→ EXERCISE OBJECTIVE:
Write out all of the data exactly as it appears.

────────────────────────────────────────

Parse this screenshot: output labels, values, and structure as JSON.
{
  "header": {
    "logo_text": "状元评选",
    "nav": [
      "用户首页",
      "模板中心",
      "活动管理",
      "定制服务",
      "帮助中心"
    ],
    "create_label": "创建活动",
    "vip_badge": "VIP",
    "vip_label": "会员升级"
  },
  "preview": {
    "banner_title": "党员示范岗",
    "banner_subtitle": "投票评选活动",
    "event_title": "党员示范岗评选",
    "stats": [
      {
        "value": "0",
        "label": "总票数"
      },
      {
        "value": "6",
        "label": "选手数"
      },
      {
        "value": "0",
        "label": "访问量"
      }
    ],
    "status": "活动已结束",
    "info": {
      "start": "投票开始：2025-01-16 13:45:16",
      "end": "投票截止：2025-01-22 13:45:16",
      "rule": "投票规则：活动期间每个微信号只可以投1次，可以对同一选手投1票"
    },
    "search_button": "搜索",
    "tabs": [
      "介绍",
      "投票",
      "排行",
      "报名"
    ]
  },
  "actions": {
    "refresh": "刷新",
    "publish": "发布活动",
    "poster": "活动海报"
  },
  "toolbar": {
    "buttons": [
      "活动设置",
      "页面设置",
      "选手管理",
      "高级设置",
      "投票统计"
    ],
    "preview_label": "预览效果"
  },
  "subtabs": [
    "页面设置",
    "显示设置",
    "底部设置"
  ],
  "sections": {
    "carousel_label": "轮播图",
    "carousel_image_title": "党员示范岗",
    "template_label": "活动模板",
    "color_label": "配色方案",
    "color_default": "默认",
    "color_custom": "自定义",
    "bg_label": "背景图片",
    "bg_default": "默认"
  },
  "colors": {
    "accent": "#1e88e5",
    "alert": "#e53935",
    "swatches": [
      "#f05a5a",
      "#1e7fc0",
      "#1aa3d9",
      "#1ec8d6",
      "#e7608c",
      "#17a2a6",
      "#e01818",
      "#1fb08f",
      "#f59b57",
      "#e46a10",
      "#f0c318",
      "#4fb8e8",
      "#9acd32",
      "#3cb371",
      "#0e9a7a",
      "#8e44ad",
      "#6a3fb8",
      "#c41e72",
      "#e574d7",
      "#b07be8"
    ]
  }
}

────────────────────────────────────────

→ RESULT:
Parse this screenshot: output labels, values, and structure as JSON.
{
  "header": {
    "logo_text": "状元评选",
    "nav": [
      "用户首页",
      "模板中心",
      "活动管理",
      "定制服务",
      "帮助中心"
    ],
    "create_label": "创建活动",
    "vip_badge": "VIP",
    "vip_label": "会员升级"
  },
  "preview": {
    "banner_title": "党员示范岗",
    "banner_subtitle": "投票评选活动",
    "event_title": "党员示范岗评选",
    "stats": [
      {
        "value": "0",
        "label": "总票数"
      },
      {
        "value": "6",
        "label": "选手数"
      },
      {
        "value": "0",
        "label": "访问量"
      }
    ],
    "status": "活动已结束",
    "info": {
      "start": "投票开始：2025-01-16 13:45:16",
      "end": "投票截止：2025-01-22 13:45:16",
      "rule": "投票规则：活动期间每个微信号只可以投1次，可以对同一选手投1票"
    },
    "search_button": "搜索",
    "tabs": [
      "介绍",
      "投票",
      "排行",
      "报名"
    ]
  },
  "actions": {
    "refresh": "刷新",
    "publish": "发布活动",
    "poster": "活动海报"
  },
  "toolbar": {
    "buttons": [
      "活动设置",
      "页面设置",
      "选手管理",
      "高级设置",
      "投票统计"
    ],
    "preview_label": "预览效果"
  },
  "subtabs": [
    "页面设置",
    "显示设置",
    "底部设置"
  ],
  "sections": {
    "carousel_label": "轮播图",
    "carousel_image_title": "党员示范岗",
    "template_label": "活动模板",
    "color_label": "配色方案",
    "color_default": "默认",
    "color_custom": "自定义",
    "bg_label": "背景图片",
    "bg_default": "默认"
  },
  "colors": {
    "accent": "#1e88e5",
    "alert": "#e53935",
    "swatches": [
      "#f05a5a",
      "#1e7fc0",
      "#1aa3d9",
      "#1ec8d6",
      "#e7608c",
      "#17a2a6",
      "#e01818",
      "#1fb08f",
      "#f59b57",
      "#e46a10",
      "#f0c318",
      "#4fb8e8",
      "#9acd32",
      "#3cb371",
      "#0e9a7a",
      "#8e44ad",
      "#6a3fb8",
      "#c41e72",
      "#e574d7",
      "#b07be8"
    ]
  }
}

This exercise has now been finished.